    Hacker attacks on everything from social media accounts to government files could be largely prevented by the advent of quantum communication, which would use particles of light called “photons” to secure information rather than a crackable code. The problem is that quantum communication is currently limited by how much information single photons can help send securely, called a “secret bit rate.” Researchers created a new technique that would increase the secret bit rate 100-fold, to over 35 million photons per second.

  • SurveillanceThe problem with using ‘super recognizers’ to spot criminals in a crowd

    By Emma Portch

    People often say that they never forget a face, but for some people, this claim might actually be true. So-called super recognizers are said to possess exceptional face recognition abilities, often remembering the faces of those they have only briefly encountered or haven’t seen for many years. Their unique skills have even caught the attention of policing and security organizations, who have begun using super recognizers to match photographs of suspects or missing persons to blurry CCTV footage. But recent research shows that the methods used to identify super recognizers are limited, and that the people recruited for this work might not always be as super as initially thought.

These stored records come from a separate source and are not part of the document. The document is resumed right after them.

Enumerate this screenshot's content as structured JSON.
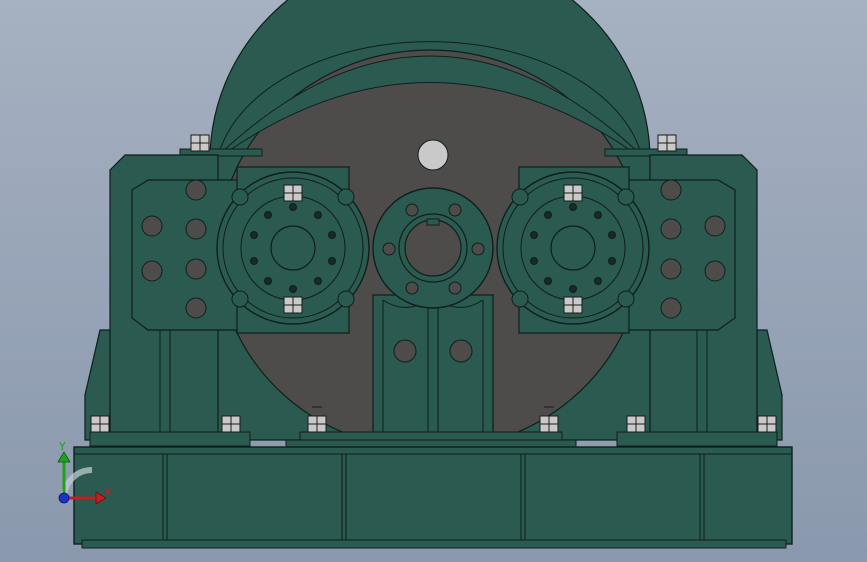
{
  "viewport": {
    "background_top": "#a6b1c1",
    "background_bottom": "#8a98ad"
  },
  "model": {
    "part_color": "#2b5a51",
    "edge_color": "#0f1f1c",
    "disc_color": "#4e4c4a",
    "hole_color": "#4e4c4a",
    "bolt_color": "#c9c9c9"
  },
  "triad": {
    "x_label": "X",
    "y_label": "Y",
    "x_color": "#c41f1f",
    "y_color": "#1fa21f",
    "z_color": "#1f2fc4"
  }
}
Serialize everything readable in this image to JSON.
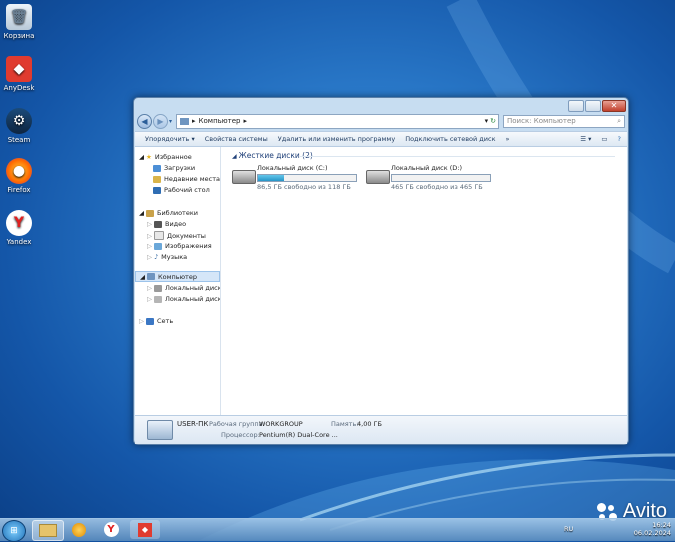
{
  "desktop": {
    "icons": [
      {
        "label": "Корзина"
      },
      {
        "label": "AnyDesk"
      },
      {
        "label": "Steam"
      },
      {
        "label": "Firefox"
      },
      {
        "label": "Yandex"
      }
    ]
  },
  "window": {
    "address": "Компьютер",
    "search_placeholder": "Поиск: Компьютер",
    "toolbar": {
      "organize": "Упорядочить ▾",
      "system_properties": "Свойства системы",
      "uninstall": "Удалить или изменить программу",
      "map_drive": "Подключить сетевой диск",
      "more": "»"
    },
    "nav": {
      "favorites": "Избранное",
      "downloads": "Загрузки",
      "recent": "Недавние места",
      "desktop": "Рабочий стол",
      "libraries": "Библиотеки",
      "video": "Видео",
      "documents": "Документы",
      "images": "Изображения",
      "music": "Музыка",
      "computer": "Компьютер",
      "drive_c": "Локальный диск (C",
      "drive_d": "Локальный диск (D",
      "network": "Сеть"
    },
    "group_title": "Жесткие диски (2)",
    "drives": [
      {
        "name": "Локальный диск (C:)",
        "free_text": "86,5 ГБ свободно из 118 ГБ",
        "used_fraction": 0.27
      },
      {
        "name": "Локальный диск (D:)",
        "free_text": "465 ГБ свободно из 465 ГБ",
        "used_fraction": 0.0
      }
    ],
    "details": {
      "pc_name": "USER-ПК",
      "workgroup_label": "Рабочая группа:",
      "workgroup": "WORKGROUP",
      "memory_label": "Память:",
      "memory": "4,00 ГБ",
      "cpu_label": "Процессор:",
      "cpu": "Pentium(R) Dual-Core ..."
    }
  },
  "taskbar": {
    "lang": "RU",
    "time": "16:24",
    "date": "06.02.2024"
  },
  "watermark": "Avito"
}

  • Climate threatsGeoengineering, other technologies won’t solve climate woes

    The countries of the world still need to cut their carbon dioxide emissions to reach the Paris Agreement’s climate targets. Relying on tree planting and alternative technological solutions such as geoengineering will not make enough of a difference.

  • CybersecurityExposing security vulnerabilities in terahertz data links

    Scientists have assumed that future terahertz data links would have an inherent immunity to eavesdropping, but new research shows that’s not necessarily the case. The study shows that terahertz data links, which may play a role in ultra-high-speed wireless data networks of the future, aren’t as immune to eavesdropping as many researchers have assumed. The research shows that it is possible for a clever eavesdropper to intercept a signal from a terahertz transmitter without the intrusion being detected at the receiver.

  • CybersecurityOpen-source hardware could defend against the next generation of hacking

    By Joshua M. Pearce

    Imagine you had a secret document you had to store away from prying eyes. And you have a choice: You could buy a safe made by a company that kept the workings of its locks secret. Or you could buy a safe whose manufacturer openly published the designs, letting everyone – including thieves – see how they’re made. Which would you choose? It might seem unexpected, but as an engineering professor, I’d pick the second option.

  • EarthquakesMaking Oregon safer in quakes and fires

    Research by University of Oregon seismologist is shaping a new set of policy agendas designed to help Oregon prepare for a Cascadia earthquake and other natural disasters. His work on the ShakeAlert earthquake early warning system and its companion multihazard monitoring efforts informed Oregon Gov. Kate Brown’s just-released document, “Resiliency 2025: Improving Our Readiness for the Cascadia Earthquake and Tsunami.”

  • ImmigrationHiring highly educated immigrants leads to more innovation and better products

    By Gaurav Khanna and Munseob Lee

    Much of the current debate over immigration is about what kind of impact immigrants have on jobs and wages for workers born in the United States. Seldom does anyone talk about how immigration leads to a wider variety of better products for the American consumer. We recently conducted a study to shine more light on the matter.

  • Mitigating climate threatsU.S. carbon-capture network could double global CO2 headed underground

    With the right public infrastructure investment, the United States could as much as double the amount of carbon dioxide emissions currently captured and stored worldwide within the next six years, according to researchers.